__TASK REQUIREMENTS__
Filter the entries that follow, copying every line in which the word "title" appears.

__EXCERPTED DATA__
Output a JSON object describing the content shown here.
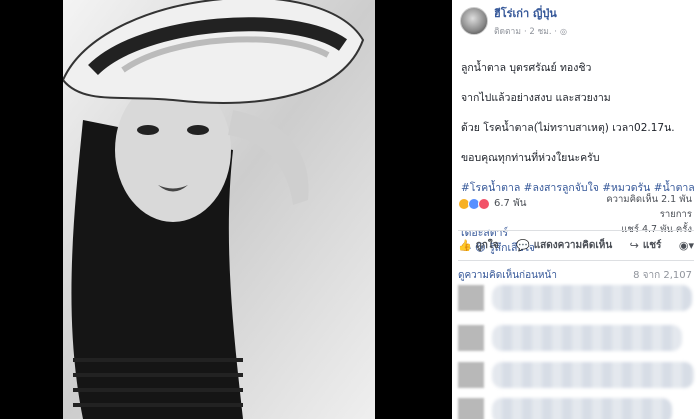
{
  "post": {
    "author": "ฮีโร่เก่า ญี่ปุ่น",
    "follow_label": "ติดตาม",
    "time": "· 2 ชม. ·",
    "globe_icon": "globe-icon",
    "line1": "ลูกน้ำตาล บุตรศรัณย์ ทองชิว",
    "line2": "จากไปแล้วอย่างสงบ และสวยงาม",
    "line3": "ด้วย โรคน้ำตาล(ไม่ทราบสาเหตุ) เวลา02.17น.",
    "line4": "ขอบคุณทุกท่านที่ห่วงใยนะครับ",
    "hashtags1": "#โรคน้ำตาล #ลงสารลูกจับใจ #หมวดรัน #น้ำตาล",
    "hashtags2": "เดอะสตาร์",
    "feeling": "— 😢 รู้สึกเสียใจ"
  },
  "reactions": {
    "count": "6.7 พัน",
    "comments": "ความคิดเห็น 2.1 พัน รายการ",
    "shares": "แชร์ 4.7 พัน ครั้ง"
  },
  "actions": {
    "like": "ถูกใจ",
    "comment": "แสดงความคิดเห็น",
    "share": "แชร์",
    "like_icon": "👍",
    "comment_icon": "💬",
    "share_icon": "↪",
    "audience_icon": "◉▾"
  },
  "comments": {
    "prev_label": "ดูความคิดเห็นก่อนหน้า",
    "prev_count": "8 จาก 2,107"
  }
}
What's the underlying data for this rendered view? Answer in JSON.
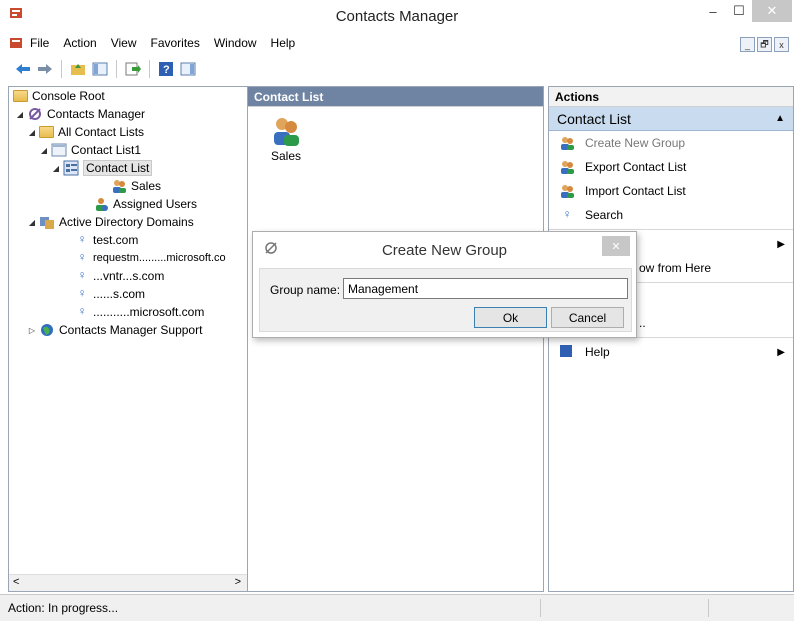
{
  "window": {
    "title": "Contacts Manager",
    "minimize": "–",
    "maximize": "☐",
    "close": "✕"
  },
  "menu": {
    "items": [
      "File",
      "Action",
      "View",
      "Favorites",
      "Window",
      "Help"
    ]
  },
  "mdi": {
    "minimize": "_",
    "restore": "🗗",
    "close": "x"
  },
  "left_pane": {
    "tree": [
      {
        "label": "Console Root",
        "icon": "folder-icon"
      },
      {
        "label": "Contacts Manager",
        "icon": "contacts-manager-icon"
      },
      {
        "label": "All Contact Lists",
        "icon": "folder-icon"
      },
      {
        "label": "Contact List1",
        "icon": "list-icon"
      },
      {
        "label": "Contact List",
        "icon": "contact-list-icon"
      },
      {
        "label": "Sales",
        "icon": "group-icon"
      },
      {
        "label": "Assigned Users",
        "icon": "users-icon"
      },
      {
        "label": "Active Directory Domains",
        "icon": "domains-icon"
      },
      {
        "label": "test.com",
        "icon": "key-icon"
      },
      {
        "label": "requestm.........microsoft.co",
        "icon": "key-icon"
      },
      {
        "label": "...vntr...s.com",
        "icon": "key-icon"
      },
      {
        "label": "......s.com",
        "icon": "key-icon"
      },
      {
        "label": "...........microsoft.com",
        "icon": "key-icon"
      },
      {
        "label": "Contacts Manager Support",
        "icon": "globe-icon"
      }
    ]
  },
  "mid_pane": {
    "header": "Contact List",
    "items": [
      {
        "label": "Sales",
        "icon": "group-icon"
      }
    ]
  },
  "right_pane": {
    "header": "Actions",
    "section": "Contact List",
    "items": [
      {
        "label": "Create New Group",
        "disabled": true
      },
      {
        "label": "Export Contact List"
      },
      {
        "label": "Import Contact List"
      },
      {
        "label": "Search"
      }
    ],
    "partial_item": "ow from Here",
    "help_item": "Help"
  },
  "status": {
    "text": "Action:  In progress..."
  },
  "dialog": {
    "title": "Create New Group",
    "close": "✕",
    "group_name_label": "Group name:",
    "group_name_value": "Management",
    "ok_label": "Ok",
    "cancel_label": "Cancel"
  },
  "colors": {
    "pane_header_active": "#6f84a3",
    "actions_section": "#c9dbef"
  }
}
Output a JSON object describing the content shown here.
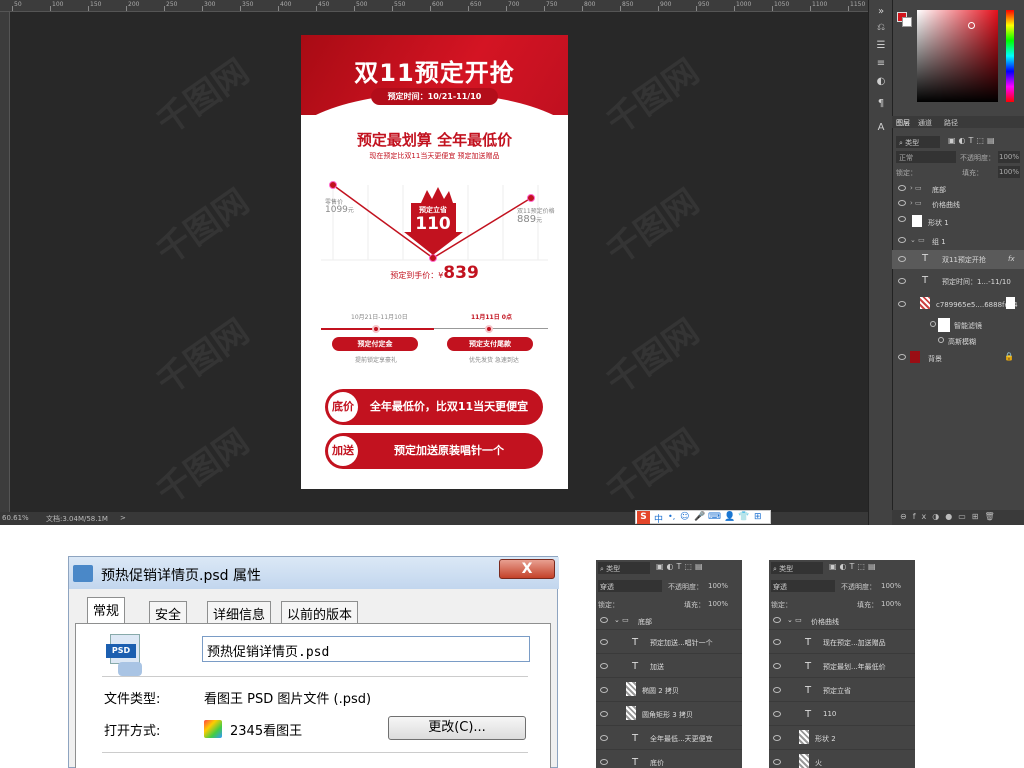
{
  "ps": {
    "ruler_ticks": [
      "50",
      "100",
      "150",
      "200",
      "250",
      "300",
      "350",
      "400",
      "450",
      "500",
      "550",
      "600",
      "650",
      "700",
      "750",
      "800",
      "850",
      "900",
      "950",
      "1000",
      "1050",
      "1100",
      "1150"
    ],
    "status_zoom": "60.61%",
    "status_doc": "文档:3.04M/58.1M",
    "status_arrow": ">",
    "panel_tabs": [
      "图层",
      "通道",
      "路径"
    ],
    "layer_filter": "类型",
    "blend_mode": "正常",
    "opacity_label": "不透明度：",
    "opacity_value": "100%",
    "lock_label": "锁定：",
    "fill_label": "填充：",
    "fill_value": "100%",
    "layers": [
      {
        "name": "底部",
        "type": "folder"
      },
      {
        "name": "价格曲线",
        "type": "folder"
      },
      {
        "name": "形状 1",
        "type": "shape"
      },
      {
        "name": "组 1",
        "type": "folder-open"
      },
      {
        "name": "双11预定开抢",
        "type": "text",
        "fx": "fx"
      },
      {
        "name": "预定时间：1...-11/10",
        "type": "text"
      },
      {
        "name": "c789965e5....6888fea4",
        "type": "smart"
      },
      {
        "name": "智能滤镜",
        "type": "filter"
      },
      {
        "name": "高斯模糊",
        "type": "filter-item"
      },
      {
        "name": "背景",
        "type": "bg"
      }
    ],
    "accent": "#d1151c"
  },
  "poster": {
    "title": "双11预定开抢",
    "date": "预定时间：10/21-11/10",
    "headline": "预定最划算  全年最低价",
    "subline": "现在预定比双11当天更便宜 预定加送赠品",
    "left_price_label": "零售价",
    "left_price": "1099",
    "left_price_unit": "元",
    "right_price_label": "双11预定价格",
    "right_price": "889",
    "right_price_unit": "元",
    "badge_top": "预定立省",
    "badge_value": "110",
    "final_label": "预定到手价：¥",
    "final_price": "839",
    "step1_date": "10月21日-11月10日",
    "step2_date": "11月11日 0点",
    "step1_pill": "预定付定金",
    "step2_pill": "预定支付尾款",
    "step1_desc": "提前锁定享豪礼",
    "step2_desc": "优先发货 急速到达",
    "btn1_circle": "底价",
    "btn1_text": "全年最低价，比双11当天更便宜",
    "btn2_circle": "加送",
    "btn2_text": "预定加送原装唱针一个",
    "red": "#c2121f"
  },
  "taskbar_icons": [
    "S",
    "中",
    "•,",
    "☺",
    "🎤",
    "⌨",
    "👤",
    "👕",
    "⊞"
  ],
  "dialog": {
    "title": "预热促销详情页.psd 属性",
    "close": "X",
    "tabs": [
      "常规",
      "安全",
      "详细信息",
      "以前的版本"
    ],
    "file_icon_text": "PSD",
    "filename": "预热促销详情页.psd",
    "type_label": "文件类型:",
    "type_value": "看图王 PSD 图片文件 (.psd)",
    "open_label": "打开方式:",
    "open_value": "2345看图王",
    "change_button": "更改(C)..."
  },
  "mini_panel_left": {
    "filter": "类型",
    "mode": "穿透",
    "opacity_label": "不透明度：",
    "opacity": "100%",
    "lock": "锁定：",
    "fill_label": "填充：",
    "fill": "100%",
    "group": "底部",
    "rows": [
      {
        "icon": "T",
        "name": "预定加送...唱针一个"
      },
      {
        "icon": "T",
        "name": "加送"
      },
      {
        "icon": "img",
        "name": "椭圆 2 拷贝"
      },
      {
        "icon": "img",
        "name": "圆角矩形 3 拷贝"
      },
      {
        "icon": "T",
        "name": "全年最低...天更便宜"
      },
      {
        "icon": "T",
        "name": "底价"
      }
    ]
  },
  "mini_panel_right": {
    "filter": "类型",
    "mode": "穿透",
    "opacity_label": "不透明度：",
    "opacity": "100%",
    "lock": "锁定：",
    "fill_label": "填充：",
    "fill": "100%",
    "group": "价格曲线",
    "rows": [
      {
        "icon": "T",
        "name": "现在预定...加送赠品"
      },
      {
        "icon": "T",
        "name": "预定最划...年最低价"
      },
      {
        "icon": "T",
        "name": "预定立省"
      },
      {
        "icon": "T",
        "name": "110"
      },
      {
        "icon": "img",
        "name": "形状 2"
      },
      {
        "icon": "img",
        "name": "火"
      }
    ]
  }
}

__ANSWER SPACE__
    "title": "Contacts Manager",
    "title": "Create New Group",
    "title": "双11预定开抢",
    "title": "预热促销详情页.psd 属性",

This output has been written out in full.